Your instructions - Your answer should consist of the lines in the data below that contain "sudo".

Material for this exercise -
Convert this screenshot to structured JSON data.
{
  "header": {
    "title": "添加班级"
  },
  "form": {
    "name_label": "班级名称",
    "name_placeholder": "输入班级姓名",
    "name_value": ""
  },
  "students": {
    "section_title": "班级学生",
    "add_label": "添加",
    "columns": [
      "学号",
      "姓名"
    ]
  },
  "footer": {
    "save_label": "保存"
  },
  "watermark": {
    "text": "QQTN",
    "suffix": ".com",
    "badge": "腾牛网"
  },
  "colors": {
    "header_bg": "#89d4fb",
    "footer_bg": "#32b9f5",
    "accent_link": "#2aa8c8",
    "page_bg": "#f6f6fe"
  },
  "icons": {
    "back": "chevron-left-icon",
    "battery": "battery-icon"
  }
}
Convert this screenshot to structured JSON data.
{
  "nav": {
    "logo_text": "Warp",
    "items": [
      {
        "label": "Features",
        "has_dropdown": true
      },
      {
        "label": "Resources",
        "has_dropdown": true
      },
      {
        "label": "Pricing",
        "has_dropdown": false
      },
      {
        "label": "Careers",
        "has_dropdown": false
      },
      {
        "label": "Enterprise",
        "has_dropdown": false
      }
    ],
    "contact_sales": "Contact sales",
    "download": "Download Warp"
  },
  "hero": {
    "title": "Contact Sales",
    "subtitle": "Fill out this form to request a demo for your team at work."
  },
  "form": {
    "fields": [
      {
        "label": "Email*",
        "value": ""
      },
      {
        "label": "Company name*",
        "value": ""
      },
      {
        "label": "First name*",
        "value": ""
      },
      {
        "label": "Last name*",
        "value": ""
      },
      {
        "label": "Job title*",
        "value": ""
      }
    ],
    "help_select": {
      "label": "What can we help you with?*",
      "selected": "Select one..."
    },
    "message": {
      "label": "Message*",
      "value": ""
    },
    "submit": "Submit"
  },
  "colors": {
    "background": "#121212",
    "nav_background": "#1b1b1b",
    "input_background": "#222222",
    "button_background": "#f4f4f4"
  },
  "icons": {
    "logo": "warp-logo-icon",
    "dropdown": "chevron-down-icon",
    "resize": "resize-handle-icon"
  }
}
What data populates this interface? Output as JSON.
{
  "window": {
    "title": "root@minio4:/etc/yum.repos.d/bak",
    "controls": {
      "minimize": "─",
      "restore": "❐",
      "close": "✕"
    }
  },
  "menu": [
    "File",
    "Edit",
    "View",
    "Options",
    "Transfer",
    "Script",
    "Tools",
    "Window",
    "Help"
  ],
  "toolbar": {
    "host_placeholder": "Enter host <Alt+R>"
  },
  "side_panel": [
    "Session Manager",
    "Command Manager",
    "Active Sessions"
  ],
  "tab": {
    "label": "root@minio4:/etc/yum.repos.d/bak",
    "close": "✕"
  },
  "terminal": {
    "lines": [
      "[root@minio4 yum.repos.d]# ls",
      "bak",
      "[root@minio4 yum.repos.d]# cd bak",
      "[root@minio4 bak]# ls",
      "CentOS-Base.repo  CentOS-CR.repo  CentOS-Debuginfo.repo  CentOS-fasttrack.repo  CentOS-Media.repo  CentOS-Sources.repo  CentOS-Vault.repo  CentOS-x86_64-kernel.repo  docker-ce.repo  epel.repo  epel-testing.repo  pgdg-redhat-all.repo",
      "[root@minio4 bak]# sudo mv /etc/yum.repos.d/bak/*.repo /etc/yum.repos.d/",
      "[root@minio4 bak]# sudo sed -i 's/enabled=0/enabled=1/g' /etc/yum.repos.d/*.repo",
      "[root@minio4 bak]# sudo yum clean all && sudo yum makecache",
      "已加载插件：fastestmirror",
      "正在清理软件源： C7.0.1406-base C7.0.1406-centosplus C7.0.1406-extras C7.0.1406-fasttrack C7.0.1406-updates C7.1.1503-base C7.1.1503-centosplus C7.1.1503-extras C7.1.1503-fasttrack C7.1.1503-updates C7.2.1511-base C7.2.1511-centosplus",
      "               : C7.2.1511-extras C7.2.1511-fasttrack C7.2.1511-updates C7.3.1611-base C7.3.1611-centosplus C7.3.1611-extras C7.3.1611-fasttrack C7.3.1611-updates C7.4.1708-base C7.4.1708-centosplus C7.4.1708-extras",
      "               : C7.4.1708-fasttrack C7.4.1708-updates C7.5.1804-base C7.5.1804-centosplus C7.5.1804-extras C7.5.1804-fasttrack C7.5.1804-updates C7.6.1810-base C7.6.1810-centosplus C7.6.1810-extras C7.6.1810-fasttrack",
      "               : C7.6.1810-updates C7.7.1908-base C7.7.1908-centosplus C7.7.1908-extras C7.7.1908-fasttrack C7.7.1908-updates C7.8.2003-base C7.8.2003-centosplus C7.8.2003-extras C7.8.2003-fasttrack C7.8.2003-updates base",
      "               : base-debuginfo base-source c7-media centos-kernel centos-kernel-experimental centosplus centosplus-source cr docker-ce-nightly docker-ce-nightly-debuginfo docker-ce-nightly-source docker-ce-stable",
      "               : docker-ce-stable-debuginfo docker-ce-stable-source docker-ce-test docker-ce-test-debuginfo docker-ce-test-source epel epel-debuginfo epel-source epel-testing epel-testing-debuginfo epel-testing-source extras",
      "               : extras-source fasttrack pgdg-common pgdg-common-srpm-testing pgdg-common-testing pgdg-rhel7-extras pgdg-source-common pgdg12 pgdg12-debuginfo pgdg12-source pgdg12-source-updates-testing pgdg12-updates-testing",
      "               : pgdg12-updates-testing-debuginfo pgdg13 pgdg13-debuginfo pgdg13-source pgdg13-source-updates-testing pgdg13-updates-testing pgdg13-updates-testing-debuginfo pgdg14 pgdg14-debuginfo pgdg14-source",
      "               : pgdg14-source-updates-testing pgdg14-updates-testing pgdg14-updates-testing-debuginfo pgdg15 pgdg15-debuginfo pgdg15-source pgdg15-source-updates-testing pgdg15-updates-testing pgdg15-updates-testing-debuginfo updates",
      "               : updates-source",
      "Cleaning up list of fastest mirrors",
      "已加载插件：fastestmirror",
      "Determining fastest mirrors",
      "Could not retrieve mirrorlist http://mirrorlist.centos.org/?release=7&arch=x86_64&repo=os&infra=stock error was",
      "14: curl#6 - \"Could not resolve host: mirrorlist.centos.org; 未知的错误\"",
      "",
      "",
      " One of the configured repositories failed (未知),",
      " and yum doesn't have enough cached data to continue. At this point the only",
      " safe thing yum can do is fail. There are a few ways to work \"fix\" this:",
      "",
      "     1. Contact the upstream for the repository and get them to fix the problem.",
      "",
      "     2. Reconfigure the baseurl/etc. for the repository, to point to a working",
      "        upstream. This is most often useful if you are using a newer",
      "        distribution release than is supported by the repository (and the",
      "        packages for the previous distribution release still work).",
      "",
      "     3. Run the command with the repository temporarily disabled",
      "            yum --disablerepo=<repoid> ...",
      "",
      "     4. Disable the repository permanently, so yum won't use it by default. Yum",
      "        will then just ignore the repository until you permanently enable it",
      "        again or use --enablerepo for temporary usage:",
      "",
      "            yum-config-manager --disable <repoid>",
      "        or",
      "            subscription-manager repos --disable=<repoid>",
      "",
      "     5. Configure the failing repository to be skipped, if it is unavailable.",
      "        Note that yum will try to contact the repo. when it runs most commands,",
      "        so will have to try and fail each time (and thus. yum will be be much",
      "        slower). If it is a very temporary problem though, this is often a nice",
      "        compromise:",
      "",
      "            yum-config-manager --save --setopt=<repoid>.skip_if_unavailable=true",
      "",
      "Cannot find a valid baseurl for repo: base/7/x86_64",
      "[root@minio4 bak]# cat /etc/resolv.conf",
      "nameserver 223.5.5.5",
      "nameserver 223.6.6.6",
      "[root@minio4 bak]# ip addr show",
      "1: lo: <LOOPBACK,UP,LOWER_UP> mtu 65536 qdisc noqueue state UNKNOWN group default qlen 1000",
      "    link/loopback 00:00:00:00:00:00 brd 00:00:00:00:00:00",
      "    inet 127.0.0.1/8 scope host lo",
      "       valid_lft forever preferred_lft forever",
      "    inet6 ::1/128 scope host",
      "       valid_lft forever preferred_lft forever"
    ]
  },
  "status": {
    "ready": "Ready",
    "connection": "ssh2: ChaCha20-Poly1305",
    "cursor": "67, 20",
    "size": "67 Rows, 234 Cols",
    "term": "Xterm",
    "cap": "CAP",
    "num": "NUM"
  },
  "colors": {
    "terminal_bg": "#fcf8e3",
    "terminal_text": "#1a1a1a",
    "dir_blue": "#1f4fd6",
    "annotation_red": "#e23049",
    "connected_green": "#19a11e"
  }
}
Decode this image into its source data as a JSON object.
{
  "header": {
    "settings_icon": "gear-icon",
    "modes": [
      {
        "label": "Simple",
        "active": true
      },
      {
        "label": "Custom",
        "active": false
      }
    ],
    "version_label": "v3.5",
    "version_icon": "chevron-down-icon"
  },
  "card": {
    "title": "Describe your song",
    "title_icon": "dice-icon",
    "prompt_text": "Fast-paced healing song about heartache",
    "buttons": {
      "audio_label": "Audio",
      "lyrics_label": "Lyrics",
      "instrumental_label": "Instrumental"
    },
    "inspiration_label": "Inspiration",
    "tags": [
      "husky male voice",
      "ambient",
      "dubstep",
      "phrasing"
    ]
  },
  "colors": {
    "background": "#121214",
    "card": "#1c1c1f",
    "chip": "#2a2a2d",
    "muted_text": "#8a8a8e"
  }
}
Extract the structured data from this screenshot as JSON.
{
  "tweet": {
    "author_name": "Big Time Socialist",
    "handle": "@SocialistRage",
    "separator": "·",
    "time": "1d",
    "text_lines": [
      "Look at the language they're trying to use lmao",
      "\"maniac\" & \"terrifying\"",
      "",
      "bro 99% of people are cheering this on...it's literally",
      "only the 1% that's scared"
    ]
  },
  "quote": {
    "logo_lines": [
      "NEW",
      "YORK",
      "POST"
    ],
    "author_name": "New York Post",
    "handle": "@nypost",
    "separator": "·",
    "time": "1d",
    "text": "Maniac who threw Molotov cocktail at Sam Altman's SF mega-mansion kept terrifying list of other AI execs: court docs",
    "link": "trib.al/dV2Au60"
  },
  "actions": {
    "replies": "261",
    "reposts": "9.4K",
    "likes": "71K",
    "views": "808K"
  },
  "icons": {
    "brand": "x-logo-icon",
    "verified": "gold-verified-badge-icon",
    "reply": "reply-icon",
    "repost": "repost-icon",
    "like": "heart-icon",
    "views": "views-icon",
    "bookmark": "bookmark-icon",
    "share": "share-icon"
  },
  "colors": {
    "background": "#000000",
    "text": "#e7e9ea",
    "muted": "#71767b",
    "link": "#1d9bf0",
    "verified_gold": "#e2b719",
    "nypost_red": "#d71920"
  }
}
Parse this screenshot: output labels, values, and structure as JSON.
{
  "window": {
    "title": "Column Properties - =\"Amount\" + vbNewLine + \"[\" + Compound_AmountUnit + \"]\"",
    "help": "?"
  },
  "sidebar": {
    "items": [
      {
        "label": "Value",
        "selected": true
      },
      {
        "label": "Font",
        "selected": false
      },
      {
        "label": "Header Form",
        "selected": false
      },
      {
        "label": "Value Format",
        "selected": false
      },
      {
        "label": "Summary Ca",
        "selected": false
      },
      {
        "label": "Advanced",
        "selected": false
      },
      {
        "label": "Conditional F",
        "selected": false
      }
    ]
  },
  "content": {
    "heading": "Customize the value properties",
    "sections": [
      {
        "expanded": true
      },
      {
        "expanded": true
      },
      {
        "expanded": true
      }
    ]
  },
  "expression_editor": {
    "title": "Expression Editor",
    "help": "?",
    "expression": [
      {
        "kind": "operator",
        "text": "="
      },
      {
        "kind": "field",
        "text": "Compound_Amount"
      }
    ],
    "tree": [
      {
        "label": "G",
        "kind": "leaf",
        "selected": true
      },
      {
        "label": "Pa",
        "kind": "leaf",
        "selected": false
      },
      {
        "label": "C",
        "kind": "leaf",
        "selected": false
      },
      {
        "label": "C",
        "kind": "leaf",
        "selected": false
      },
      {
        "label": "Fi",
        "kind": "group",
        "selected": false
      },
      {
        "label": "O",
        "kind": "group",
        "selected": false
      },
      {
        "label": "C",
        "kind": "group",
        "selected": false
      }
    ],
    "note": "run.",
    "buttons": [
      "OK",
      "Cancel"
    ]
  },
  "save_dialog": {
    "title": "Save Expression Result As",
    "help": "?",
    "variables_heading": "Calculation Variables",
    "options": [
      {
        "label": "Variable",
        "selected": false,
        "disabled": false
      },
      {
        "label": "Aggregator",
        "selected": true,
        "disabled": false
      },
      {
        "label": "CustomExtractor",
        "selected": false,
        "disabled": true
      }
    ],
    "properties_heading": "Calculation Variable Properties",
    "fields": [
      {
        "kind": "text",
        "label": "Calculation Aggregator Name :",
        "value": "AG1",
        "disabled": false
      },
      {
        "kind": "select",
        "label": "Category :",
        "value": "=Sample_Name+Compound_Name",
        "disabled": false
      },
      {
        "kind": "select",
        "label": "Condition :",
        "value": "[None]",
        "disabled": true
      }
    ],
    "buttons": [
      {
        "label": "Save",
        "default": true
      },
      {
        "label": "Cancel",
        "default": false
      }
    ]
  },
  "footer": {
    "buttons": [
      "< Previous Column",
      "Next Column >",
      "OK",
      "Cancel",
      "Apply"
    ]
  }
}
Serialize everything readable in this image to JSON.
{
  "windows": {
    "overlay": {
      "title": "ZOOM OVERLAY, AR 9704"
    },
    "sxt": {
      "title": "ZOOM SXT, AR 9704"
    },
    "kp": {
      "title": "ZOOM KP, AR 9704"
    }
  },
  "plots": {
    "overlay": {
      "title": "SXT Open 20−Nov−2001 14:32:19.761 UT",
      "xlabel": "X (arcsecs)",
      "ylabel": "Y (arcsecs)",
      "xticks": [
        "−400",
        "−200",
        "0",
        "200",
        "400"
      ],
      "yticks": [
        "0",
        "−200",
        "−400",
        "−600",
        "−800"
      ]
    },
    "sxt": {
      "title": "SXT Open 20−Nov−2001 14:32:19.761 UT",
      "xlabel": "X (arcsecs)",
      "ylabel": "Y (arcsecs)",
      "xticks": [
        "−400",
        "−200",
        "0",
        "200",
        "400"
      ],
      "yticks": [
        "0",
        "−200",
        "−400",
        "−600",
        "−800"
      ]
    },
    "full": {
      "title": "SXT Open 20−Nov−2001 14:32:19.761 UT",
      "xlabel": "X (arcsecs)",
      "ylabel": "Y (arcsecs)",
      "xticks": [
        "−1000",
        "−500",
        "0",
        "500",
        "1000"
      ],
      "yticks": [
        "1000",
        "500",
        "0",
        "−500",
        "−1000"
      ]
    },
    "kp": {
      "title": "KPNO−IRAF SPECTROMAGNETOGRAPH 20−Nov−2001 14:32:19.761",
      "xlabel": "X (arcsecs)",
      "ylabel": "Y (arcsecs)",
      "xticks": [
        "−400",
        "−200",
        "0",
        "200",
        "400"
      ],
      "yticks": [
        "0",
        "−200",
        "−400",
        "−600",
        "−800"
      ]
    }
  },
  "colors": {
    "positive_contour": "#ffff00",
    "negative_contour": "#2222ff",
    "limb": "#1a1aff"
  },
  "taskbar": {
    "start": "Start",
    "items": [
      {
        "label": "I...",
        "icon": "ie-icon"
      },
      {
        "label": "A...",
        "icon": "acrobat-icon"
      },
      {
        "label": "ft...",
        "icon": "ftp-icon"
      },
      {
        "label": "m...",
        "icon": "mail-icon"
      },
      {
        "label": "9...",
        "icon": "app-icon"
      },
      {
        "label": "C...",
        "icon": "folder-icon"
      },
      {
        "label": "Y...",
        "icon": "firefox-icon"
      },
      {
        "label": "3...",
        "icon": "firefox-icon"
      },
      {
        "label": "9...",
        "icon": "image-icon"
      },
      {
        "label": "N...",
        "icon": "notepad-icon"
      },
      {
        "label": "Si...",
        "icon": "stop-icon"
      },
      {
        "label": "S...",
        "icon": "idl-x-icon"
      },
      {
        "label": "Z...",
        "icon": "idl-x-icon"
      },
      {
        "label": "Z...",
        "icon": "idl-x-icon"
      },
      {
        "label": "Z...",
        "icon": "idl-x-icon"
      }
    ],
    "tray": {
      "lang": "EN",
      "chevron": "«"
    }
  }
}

Your response -
      "[root@minio4 bak]# sudo mv /etc/yum.repos.d/bak/*.repo /etc/yum.repos.d/",
      "[root@minio4 bak]# sudo sed -i 's/enabled=0/enabled=1/g' /etc/yum.repos.d/*.repo",
      "[root@minio4 bak]# sudo yum clean all && sudo yum makecache",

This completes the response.